◆ DATA:
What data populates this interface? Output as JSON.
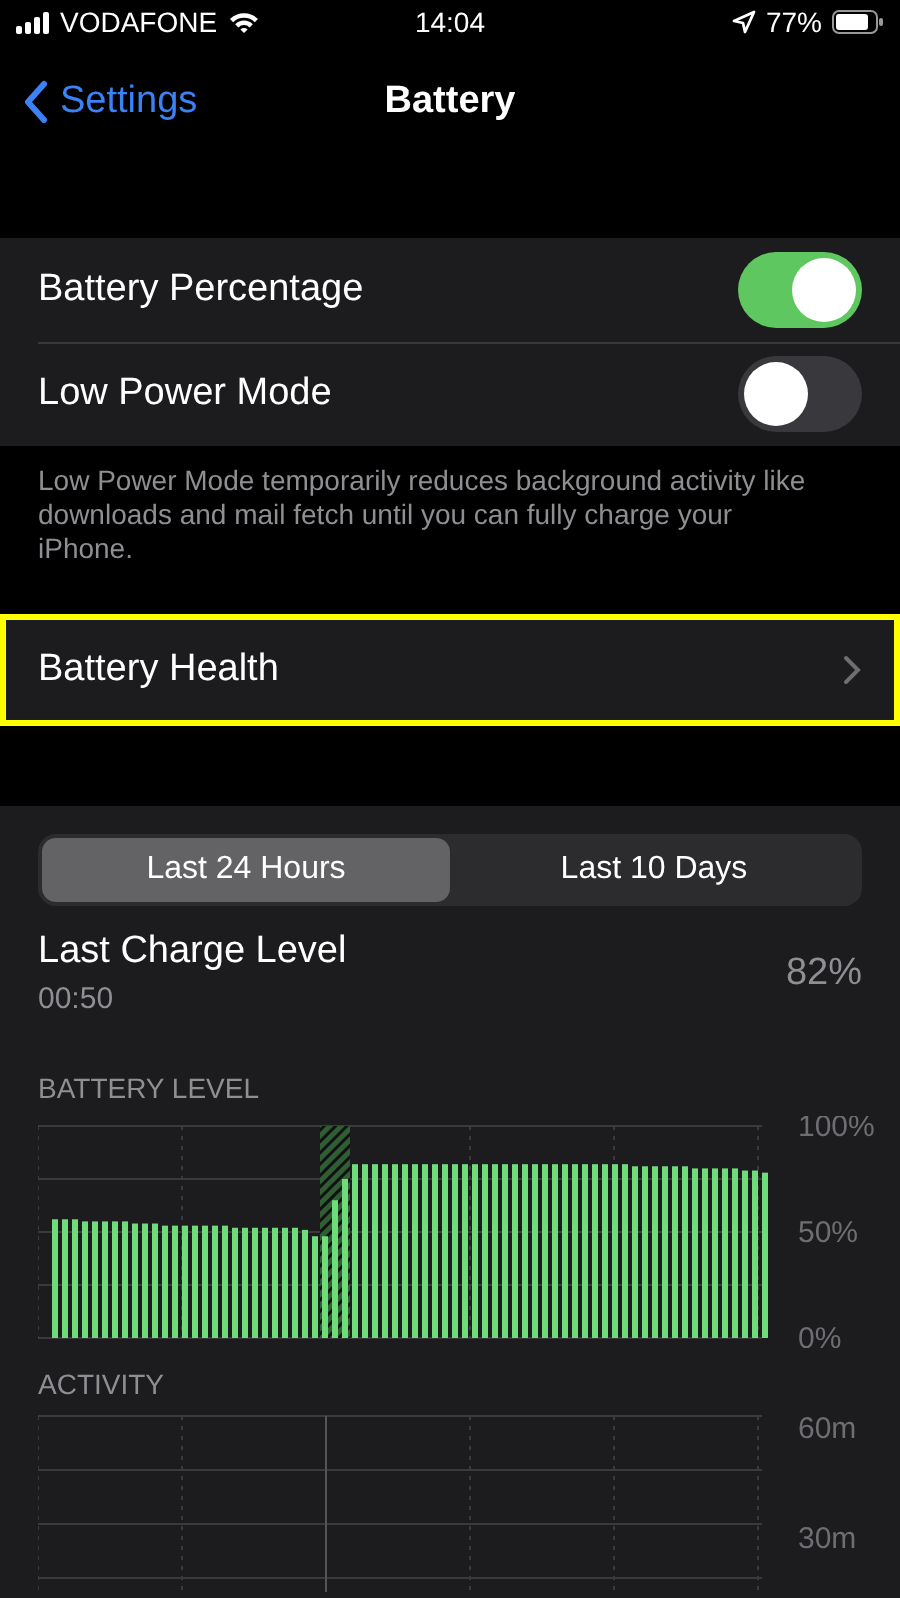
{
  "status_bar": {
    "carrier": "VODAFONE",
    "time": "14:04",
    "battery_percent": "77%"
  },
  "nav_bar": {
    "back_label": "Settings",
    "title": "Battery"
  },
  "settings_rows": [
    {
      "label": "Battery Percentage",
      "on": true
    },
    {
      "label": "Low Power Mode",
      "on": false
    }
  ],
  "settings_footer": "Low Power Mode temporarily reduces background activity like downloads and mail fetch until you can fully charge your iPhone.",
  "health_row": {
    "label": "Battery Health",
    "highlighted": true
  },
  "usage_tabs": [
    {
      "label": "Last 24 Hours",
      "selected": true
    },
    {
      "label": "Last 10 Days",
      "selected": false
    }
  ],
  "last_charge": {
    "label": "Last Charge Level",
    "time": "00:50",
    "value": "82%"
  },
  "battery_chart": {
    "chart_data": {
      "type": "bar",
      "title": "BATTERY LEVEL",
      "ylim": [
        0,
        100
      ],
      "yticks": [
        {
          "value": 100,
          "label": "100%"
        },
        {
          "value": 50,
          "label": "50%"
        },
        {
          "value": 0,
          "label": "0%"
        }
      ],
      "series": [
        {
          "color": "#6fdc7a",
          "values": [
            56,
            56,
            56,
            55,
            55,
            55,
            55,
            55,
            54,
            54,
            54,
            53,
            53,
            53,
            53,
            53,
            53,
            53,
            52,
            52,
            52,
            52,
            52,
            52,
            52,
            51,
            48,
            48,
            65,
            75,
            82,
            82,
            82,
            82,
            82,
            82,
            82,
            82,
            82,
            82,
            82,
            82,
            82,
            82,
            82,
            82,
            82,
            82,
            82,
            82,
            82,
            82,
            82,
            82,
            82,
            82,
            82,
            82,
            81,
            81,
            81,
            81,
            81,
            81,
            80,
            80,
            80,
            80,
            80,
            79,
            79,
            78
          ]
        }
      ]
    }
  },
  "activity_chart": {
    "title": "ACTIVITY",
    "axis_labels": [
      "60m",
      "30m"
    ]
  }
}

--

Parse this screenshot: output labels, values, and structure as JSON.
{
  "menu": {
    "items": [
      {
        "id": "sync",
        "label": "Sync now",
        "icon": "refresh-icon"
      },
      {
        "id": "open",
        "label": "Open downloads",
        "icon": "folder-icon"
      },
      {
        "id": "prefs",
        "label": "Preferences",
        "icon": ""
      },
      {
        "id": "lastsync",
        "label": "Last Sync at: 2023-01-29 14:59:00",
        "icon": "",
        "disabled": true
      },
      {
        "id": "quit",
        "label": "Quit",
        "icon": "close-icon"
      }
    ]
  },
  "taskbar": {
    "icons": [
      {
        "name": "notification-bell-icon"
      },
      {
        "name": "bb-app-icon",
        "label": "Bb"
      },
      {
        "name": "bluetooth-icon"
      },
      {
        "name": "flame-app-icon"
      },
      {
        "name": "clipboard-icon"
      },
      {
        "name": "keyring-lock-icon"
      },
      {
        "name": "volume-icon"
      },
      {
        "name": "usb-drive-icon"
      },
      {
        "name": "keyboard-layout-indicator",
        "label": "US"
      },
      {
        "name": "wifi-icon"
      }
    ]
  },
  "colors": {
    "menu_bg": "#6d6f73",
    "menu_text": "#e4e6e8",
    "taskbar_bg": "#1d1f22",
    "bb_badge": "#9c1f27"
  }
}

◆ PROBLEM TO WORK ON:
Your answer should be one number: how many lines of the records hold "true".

◆ RESULT BELOW:
4